The way it is now, when NVDA finds individual upper case letters, it will first say "cap" and after will speak the letter, without breaking the word (inserting a space). When it finds a sequence of uppercase characters it'll say "All cap" and the sequence of letters as a whole word.

So for example, "Test" would become cap test, and "TEST" would be spoken as allcap test.

Em sáb, 7 de set de 2019 às 10:32, Giles Turnbull <giles.turnbull@...> escreveu:

given the suggestions about regular expression searches, would it be possible to write a regular expression for NVDA's speech dictionary where a capital letter anywehre gets spoken as, for example, Home as "capital Home," or hOme as "h capitl Ome?"

That would enable me to listen from start to end, something I'm going to need to do before submission, and hear any cap;capitals as I go?

Thanks for the suggested regular expressions, Luke :)

Giles

Giles Turnbull
 

Thanks so much for that dictionary file, Ricardo.

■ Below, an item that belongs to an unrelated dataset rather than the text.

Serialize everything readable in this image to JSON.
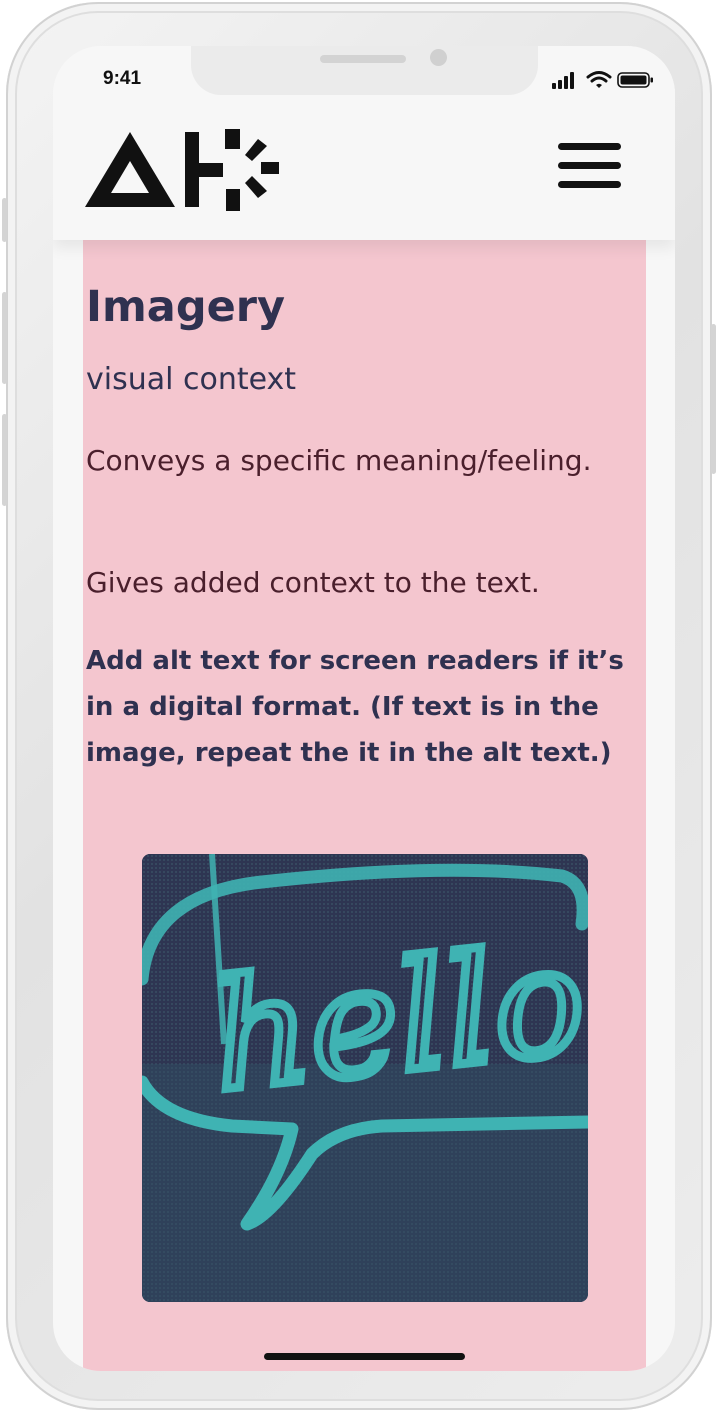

That sounds like exactly what I was hoping for ... a means of listening to the text from start to finish and hearing when there is a capital letter :)

I'll try it out tomorrow :)

Giles

 

Ricardo,

           Might I ask what language you were using?   I, of course, recognize the a-z and A-Z sequences, but have no idea of what unicode characters are embraced by either the lowercase or uppercase range, À-Þ.

Yet another demonstration of how a strategically formulated, but very short, regular expression with capture groups can be used.

--

Brian - Windows 10 Pro, 64-Bit, Version 1903, Build 18362  

The color of truth is grey.

           ~ André Gide

 

 

Ricardo Leonarczyk
 

I used À-Þ to define the range for some latin accented characters in Unicode. It should cover most Romance languages such as Portuguese (my mother tongue) or Spanish. I'm not sure if it's the correct or standard way to do this, but it worked for my case.

Em seg, 9 de set de 2019 às 11:59, Brian Vogel <britechguy@...> escreveu:

Ricardo,

           Might I ask what language you were using?   I, of course, recognize the a-z and A-Z sequences, but have no idea of what unicode characters are embraced by either the lowercase or uppercase range, À-Þ.

Yet another demonstration of how a strategically formulated, but very short, regular expression with capture groups can be used.

--

Brian - Windows 10 Pro, 64-Bit, Version 1903, Build 18362  

The color of truth is grey.

           ~ André Gide